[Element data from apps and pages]

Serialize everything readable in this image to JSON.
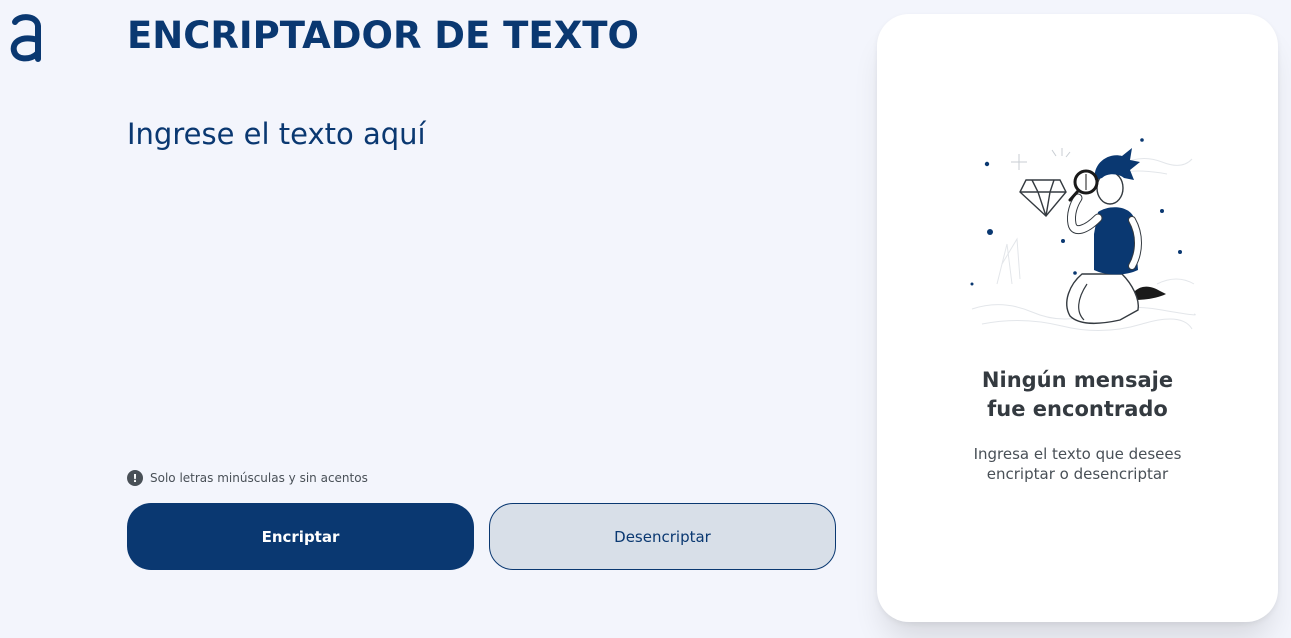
{
  "header": {
    "logo_icon": "alura-a-logo-icon",
    "title": "ENCRIPTADOR DE TEXTO"
  },
  "input": {
    "placeholder": "Ingrese el texto aquí",
    "value": ""
  },
  "hint": {
    "icon": "exclamation-circle-icon",
    "text": "Solo letras minúsculas y sin acentos"
  },
  "buttons": {
    "encrypt_label": "Encriptar",
    "decrypt_label": "Desencriptar"
  },
  "result_panel": {
    "illustration": "person-with-magnifying-glass-illustration",
    "title_line1": "Ningún mensaje",
    "title_line2": "fue encontrado",
    "text_line1": "Ingresa el texto que desees",
    "text_line2": "encriptar o desencriptar"
  },
  "colors": {
    "background": "#f3f5fc",
    "primary": "#0a3871",
    "secondary_button": "#d8dfe8",
    "panel": "#ffffff",
    "panel_title": "#343a40",
    "muted_text": "#495057"
  }
}
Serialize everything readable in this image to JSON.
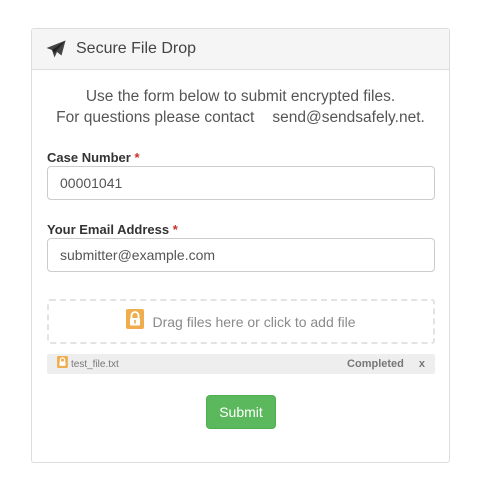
{
  "header": {
    "icon": "paper-plane-icon",
    "title": "Secure File Drop"
  },
  "intro": {
    "line1": "Use the form below to submit encrypted files.",
    "line2_prefix": "For questions please contact",
    "line2_email": "send@sendsafely.net."
  },
  "case_number": {
    "label": "Case Number",
    "required_mark": "*",
    "value": "00001041"
  },
  "email": {
    "label": "Your Email Address",
    "required_mark": "*",
    "value": "submitter@example.com"
  },
  "dropzone": {
    "icon": "lock-icon",
    "text": "Drag files here or click to add file"
  },
  "files": [
    {
      "icon": "lock-icon",
      "name": "test_file.txt",
      "status": "Completed",
      "remove": "x"
    }
  ],
  "submit": {
    "label": "Submit"
  },
  "colors": {
    "accent_orange": "#f0ad4e",
    "submit_green": "#5cb85c",
    "required_red": "#c9302c"
  }
}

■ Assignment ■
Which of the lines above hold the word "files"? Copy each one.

■ Output for this exercise ■
    "line1": "Use the form below to submit encrypted files.",
    "text": "Drag files here or click to add file"
  "files": [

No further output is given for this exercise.